Anyone who has ever taken a road trip knows this question: are we there yet? Usually said in as whiny a tone as possible.
And yet, it is a question we really are asking ourselves right now: when will this be over? (Or as SpaceBalls would say, “When will then be now?”)
Though it may be soon, it is not going to be nearly as soon as many of us would like.
Major challenges still face us, our communities, our leaders. What is more, though science is working as fast as it can, there is still so much we do not know about this virus.
What we learn from scripture is that God almost always refuses to give us an expiration date for struggles. Even Christ said not to focus on the date of his return.
We also learn that children of God are loath to wait. They love grumbling. They whine and bicker and chide every chance they get. They blame everyone they can, regardless of guilt. Even when God provides what they need, it barely touches their mood.
People react when their world is turned upside down. It is stressful. It is trying. It throws us for a loop – or at times like now, for a loop-de-loop-de-loop.
But God never taught us to just sit still when life gets difficult. Even if we are intentionally keeping physical distance from others to save lives, that does not mean we should sit on our hands while we wait.
There are a myriad of things you can do – everything from hobbies to languages to enjoying the beauty of God’s creation. And beyond that, there are countless things you can do to serve God while we wait for our destination.

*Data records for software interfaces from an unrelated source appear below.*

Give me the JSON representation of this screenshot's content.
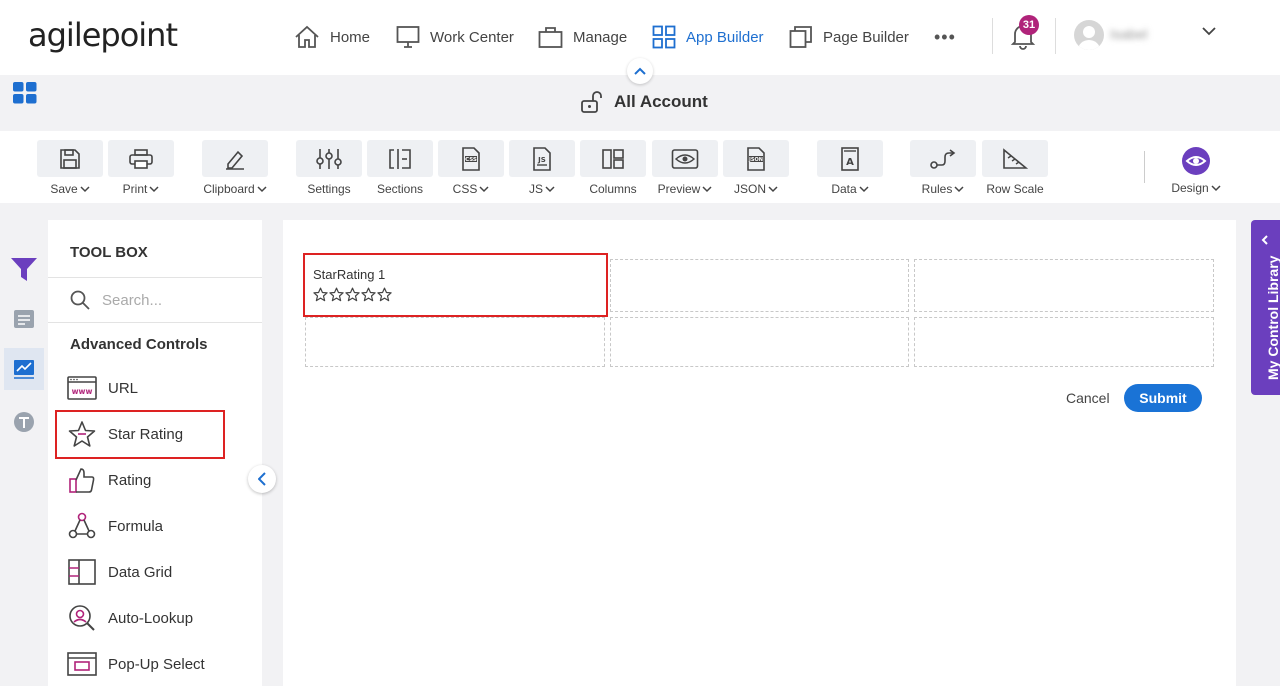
{
  "brand": {
    "logo": "agilepoint"
  },
  "nav": {
    "items": [
      {
        "label": "Home",
        "icon": "home-icon"
      },
      {
        "label": "Work Center",
        "icon": "monitor-icon"
      },
      {
        "label": "Manage",
        "icon": "briefcase-icon"
      },
      {
        "label": "App Builder",
        "icon": "grid-icon"
      },
      {
        "label": "Page Builder",
        "icon": "pages-icon"
      }
    ],
    "more_label": "•••",
    "notification_count": "31",
    "user_name": "Isabel"
  },
  "account": {
    "label": "All Account"
  },
  "toolbar": {
    "items": [
      {
        "label": "Save",
        "icon": "save-icon",
        "dropdown": true
      },
      {
        "label": "Print",
        "icon": "print-icon",
        "dropdown": true
      },
      {
        "label": "Clipboard",
        "icon": "clipboard-icon",
        "dropdown": true
      },
      {
        "label": "Settings",
        "icon": "settings-sliders-icon",
        "dropdown": false
      },
      {
        "label": "Sections",
        "icon": "sections-icon",
        "dropdown": false
      },
      {
        "label": "CSS",
        "icon": "css-file-icon",
        "dropdown": true
      },
      {
        "label": "JS",
        "icon": "js-file-icon",
        "dropdown": true
      },
      {
        "label": "Columns",
        "icon": "columns-icon",
        "dropdown": false
      },
      {
        "label": "Preview",
        "icon": "preview-eye-icon",
        "dropdown": true
      },
      {
        "label": "JSON",
        "icon": "json-file-icon",
        "dropdown": true
      },
      {
        "label": "Data",
        "icon": "data-icon",
        "dropdown": true
      },
      {
        "label": "Rules",
        "icon": "rules-icon",
        "dropdown": true
      },
      {
        "label": "Row Scale",
        "icon": "row-scale-icon",
        "dropdown": false
      }
    ],
    "design_label": "Design"
  },
  "toolbox": {
    "title": "TOOL BOX",
    "search_placeholder": "Search...",
    "section": "Advanced Controls",
    "items": [
      {
        "label": "URL",
        "icon": "www-icon"
      },
      {
        "label": "Star Rating",
        "icon": "star-icon"
      },
      {
        "label": "Rating",
        "icon": "thumbs-up-icon"
      },
      {
        "label": "Formula",
        "icon": "formula-icon"
      },
      {
        "label": "Data Grid",
        "icon": "data-grid-icon"
      },
      {
        "label": "Auto-Lookup",
        "icon": "auto-lookup-icon"
      },
      {
        "label": "Pop-Up Select",
        "icon": "popup-select-icon"
      }
    ]
  },
  "form": {
    "control_label": "StarRating 1",
    "star_count": 5,
    "cancel_label": "Cancel",
    "submit_label": "Submit"
  },
  "right_panel": {
    "label": "My Control Library"
  },
  "colors": {
    "accent": "#1a73d6",
    "purple": "#6b3fbe",
    "highlight": "#dd2222"
  }
}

Help your neighbors. Ensure your friends and family can get their groceries and meds. Talk to local business owners and buy gift certificates for later. Use sidewalk chalk to spread a message of hope. Learn how to use technology and FaceTime or Zoom to make sure people know they are not alone. Send kind notes to long-lost friends. Buy gift cards to a coffee company or a spa for the healthcare workers in your life. Do the same for people serving on all the other “front-lines” of this pandemic – truck drivers, farmers, grocery workers, trade-craft workers, first responders, and everyone else who is keeping this place running right now. And this is not an exhaustive list.

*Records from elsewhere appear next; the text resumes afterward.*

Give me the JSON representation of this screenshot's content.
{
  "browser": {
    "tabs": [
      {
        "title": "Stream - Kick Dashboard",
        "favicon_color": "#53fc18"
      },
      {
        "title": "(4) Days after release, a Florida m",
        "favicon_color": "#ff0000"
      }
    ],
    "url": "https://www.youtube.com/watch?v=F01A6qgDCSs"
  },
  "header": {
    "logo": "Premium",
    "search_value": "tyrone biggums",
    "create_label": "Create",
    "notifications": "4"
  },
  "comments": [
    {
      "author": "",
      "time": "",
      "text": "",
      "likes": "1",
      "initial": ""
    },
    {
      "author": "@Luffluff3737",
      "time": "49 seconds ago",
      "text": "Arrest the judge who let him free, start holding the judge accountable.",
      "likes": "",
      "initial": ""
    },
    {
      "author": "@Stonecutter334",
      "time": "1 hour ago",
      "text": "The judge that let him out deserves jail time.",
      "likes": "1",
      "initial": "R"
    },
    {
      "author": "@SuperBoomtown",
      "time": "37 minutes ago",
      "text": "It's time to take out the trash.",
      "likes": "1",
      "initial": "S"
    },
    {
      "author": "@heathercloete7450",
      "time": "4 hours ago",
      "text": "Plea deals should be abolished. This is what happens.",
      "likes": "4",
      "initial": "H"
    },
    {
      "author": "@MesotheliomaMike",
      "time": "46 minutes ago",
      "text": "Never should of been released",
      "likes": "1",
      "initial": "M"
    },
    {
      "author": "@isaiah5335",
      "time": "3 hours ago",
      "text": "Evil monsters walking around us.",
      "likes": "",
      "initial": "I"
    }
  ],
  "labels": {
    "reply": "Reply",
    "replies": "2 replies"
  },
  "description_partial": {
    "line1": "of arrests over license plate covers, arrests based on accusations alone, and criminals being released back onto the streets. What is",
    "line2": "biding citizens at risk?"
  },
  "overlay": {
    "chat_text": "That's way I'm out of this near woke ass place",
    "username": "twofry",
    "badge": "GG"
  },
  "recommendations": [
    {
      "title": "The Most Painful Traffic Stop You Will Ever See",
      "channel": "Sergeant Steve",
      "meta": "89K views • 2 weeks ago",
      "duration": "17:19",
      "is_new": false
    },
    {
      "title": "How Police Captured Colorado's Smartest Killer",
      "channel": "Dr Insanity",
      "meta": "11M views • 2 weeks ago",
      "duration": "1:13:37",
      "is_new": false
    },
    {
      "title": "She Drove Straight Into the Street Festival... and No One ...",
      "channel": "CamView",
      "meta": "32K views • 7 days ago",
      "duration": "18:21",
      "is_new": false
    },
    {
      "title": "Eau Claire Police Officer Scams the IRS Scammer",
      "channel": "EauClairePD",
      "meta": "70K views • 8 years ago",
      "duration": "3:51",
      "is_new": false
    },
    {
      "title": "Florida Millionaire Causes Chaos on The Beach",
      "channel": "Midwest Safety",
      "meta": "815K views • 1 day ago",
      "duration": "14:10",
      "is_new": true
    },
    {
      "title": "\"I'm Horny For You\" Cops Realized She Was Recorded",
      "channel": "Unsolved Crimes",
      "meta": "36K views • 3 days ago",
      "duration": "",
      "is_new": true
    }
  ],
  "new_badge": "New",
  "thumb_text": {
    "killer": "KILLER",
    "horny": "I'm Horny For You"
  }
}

If you feel ready to grumble, give yourself a minute and then get off your tuchus and do something with your time. Help someone out. Because we’re not there yet and we’ve already pulled this car over.

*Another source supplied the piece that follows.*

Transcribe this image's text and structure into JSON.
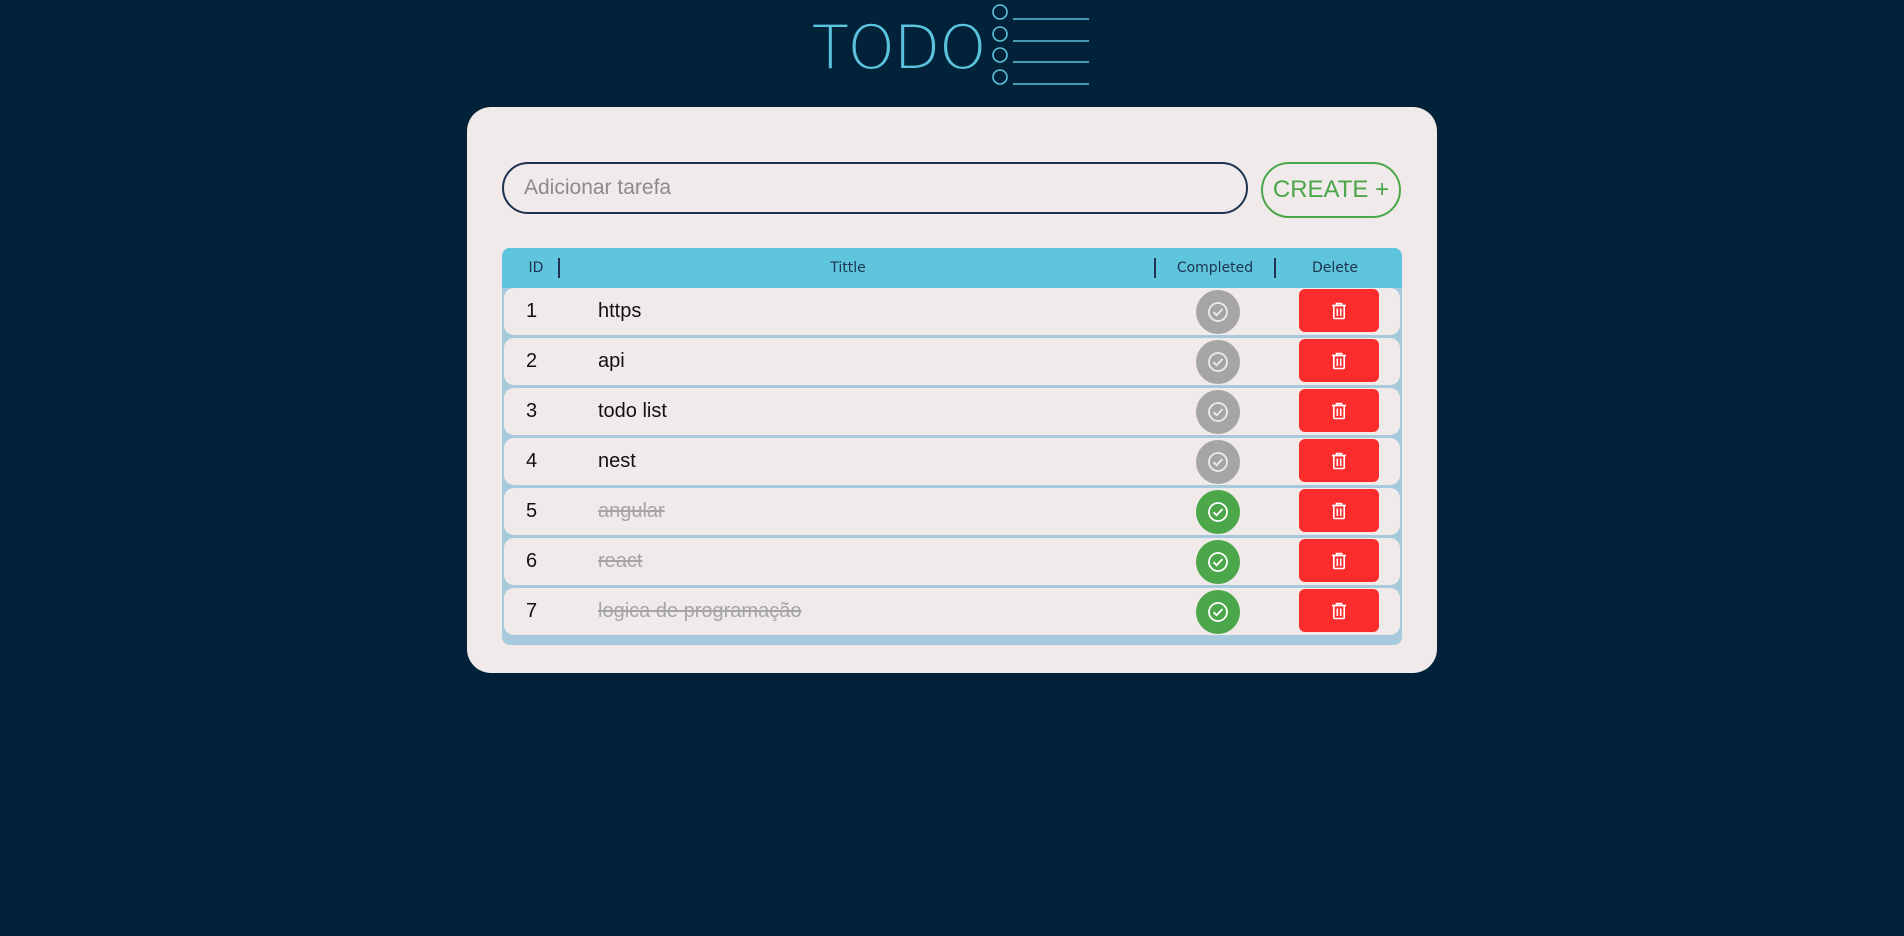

And always remember this: God is still here. Miracles still happen. And you will receive all the strength you need to get through this.